It’s all about me

The Green Room: A College Musical

You’re only young once. Quit pouting and put on a play.

You’re only young once. Quit pouting and put on a play.

California Stage

2509 R St.
Sacramento, CA 95816

(916) 451-5822

Rated 4.0

This little musical will no doubt become a favorite among the musical theater community, if for no reason other than how well it mirrors the experience of so many young actors. The Green Room: A College Musical follows a foursome of close friends as they learn about stagecraft and life in the green room of the St. Nordoff’s College theater department. The show, penned by the Los Angeles-based team of C. Stephen Foster and Rod Damer (book) and Chuck Pelletier (music and lyrics), opened last May for a short run at the Hermosa Beach Playhouse. This production by fledgling company Friends of Dorothy Productions is The Green Room’s Northern California premiere.

The pop-based score has some outrageously funny (and smart) lyrics, notably an anthem to virility (“Nothing Can Stop My Boys”) and an extremely snarky riff on the politics of theater (“Destination Stage Left”). Under the direction of Kevin Caravalho, the well-paced show includes some fantastic media work in the form of videos and still photography by Tony Singingeagle. In particular, the video that accompanies the aforementioned “Nothing Can Stop My Boys,” featuring an Esther Williams-does-sperm-and-eggs synchronized swim, is an amazing feat and ought to be YouTubed immediately.

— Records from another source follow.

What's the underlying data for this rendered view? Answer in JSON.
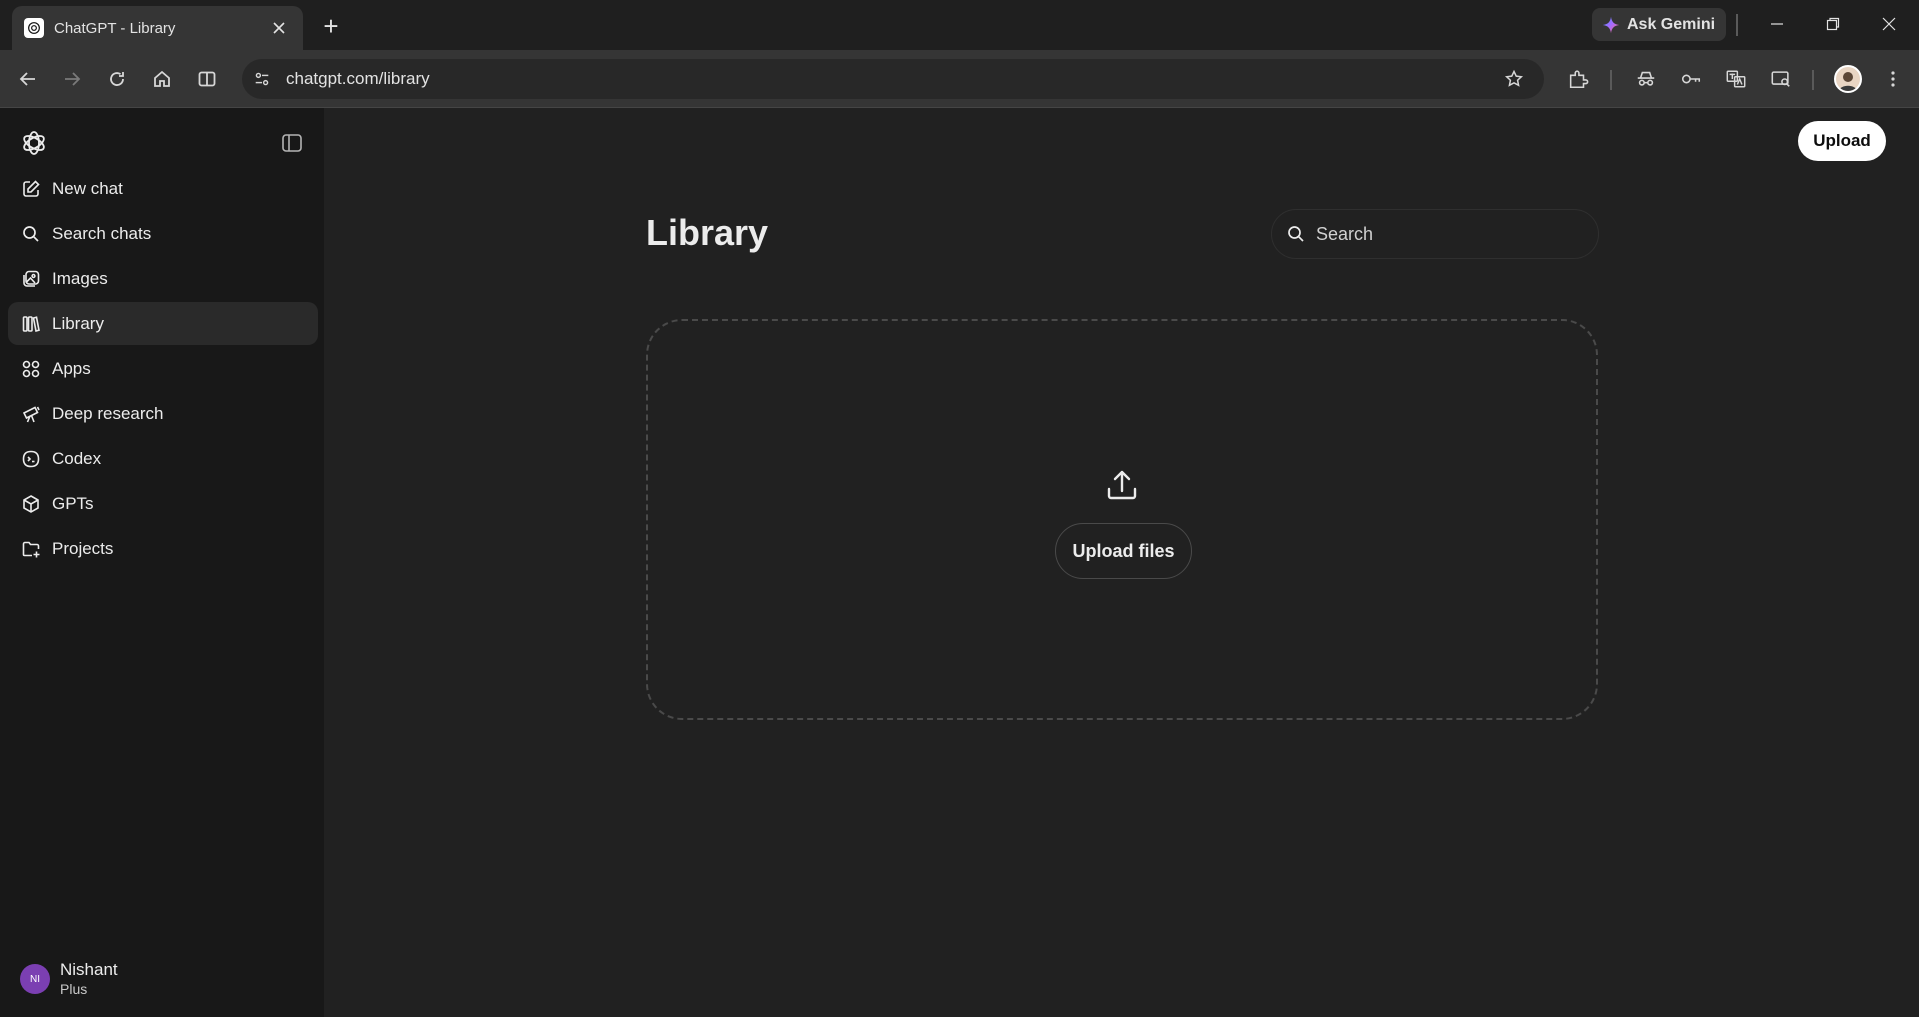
{
  "browser": {
    "tab_title": "ChatGPT - Library",
    "new_tab_symbol": "+",
    "ask_gemini_label": "Ask Gemini",
    "url": "chatgpt.com/library"
  },
  "sidebar": {
    "items": [
      {
        "label": "New chat",
        "icon": "edit-icon"
      },
      {
        "label": "Search chats",
        "icon": "search-icon"
      },
      {
        "label": "Images",
        "icon": "images-icon"
      },
      {
        "label": "Library",
        "icon": "library-icon",
        "active": true
      },
      {
        "label": "Apps",
        "icon": "apps-icon"
      },
      {
        "label": "Deep research",
        "icon": "telescope-icon"
      },
      {
        "label": "Codex",
        "icon": "codex-icon"
      },
      {
        "label": "GPTs",
        "icon": "cube-icon"
      },
      {
        "label": "Projects",
        "icon": "folder-plus-icon"
      }
    ],
    "user": {
      "initials": "NI",
      "name": "Nishant",
      "plan": "Plus",
      "avatar_color": "#7b3fb2"
    }
  },
  "main": {
    "upload_button_label": "Upload",
    "title": "Library",
    "search_placeholder": "Search",
    "dropzone_button_label": "Upload files"
  },
  "colors": {
    "background": "#212121",
    "sidebar": "#181818",
    "accent_button": "#ffffff"
  }
}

And, because the entire premise of the show rests on the youth and naiveté of the characters, it leaves plenty of room for a little awkwardness as the kids try to navigate late adolescence. Still, there’s at least one gaffe big enough to drive a car through—we’re supposed to believe that a kid’s going to drop out of school to become an architect? Please.

But ultimately, it is just a musical, which requires a willing suspension of disbelief, and for the most part, this production of The Green Room is hitting on almost all cylinders. As nerdy Cliff (an obvious sock puppet for the show’s authors), Jacob Montoya does a fantastic job when he’s suddenly found desirable and devirginized by the backstage bad girl, but his lovesick-puppy shtick in the second act leans too much on the pathetic. As his prim and proper sister, Anna, Jessica Goldman nails it, down to just the right amount of discomfort—complete with blushing—when she walks out in a leather dress that might have been salvaged from Carhops in Bondage and sings “I Go to Extremes.” Lafras Le Roux plays John, the jock who’s supposed to become an architect, with the truest sense of conflicted youth that is offset by a powerful low tenor. The cast “misfit,” Divonne, is played by Courtney Parks. She comes across as a rebel, but her voice, though strong, has a harder, more mature edge that undercuts the vulnerability of her character. She also takes the “diva” element of her character a bit too seriously, verging on camp in a few scenes.

The fully detailed (right down to cold, leftover pizza and enough Diet Coke to float a warship) set is, if anything, a bit nicer than the typical college green room. It is also arranged so that the live band, under the direction of Jane L. Viemeister, is both immediate and unobtrusive.

For those of us who spent any time around the theater crowd in college, The Green Room is a trip down memory lane. This show, both because of its small scale and its emotional wallop for musical theater companies, is sure to enjoy a happy life as a frequently produced musical.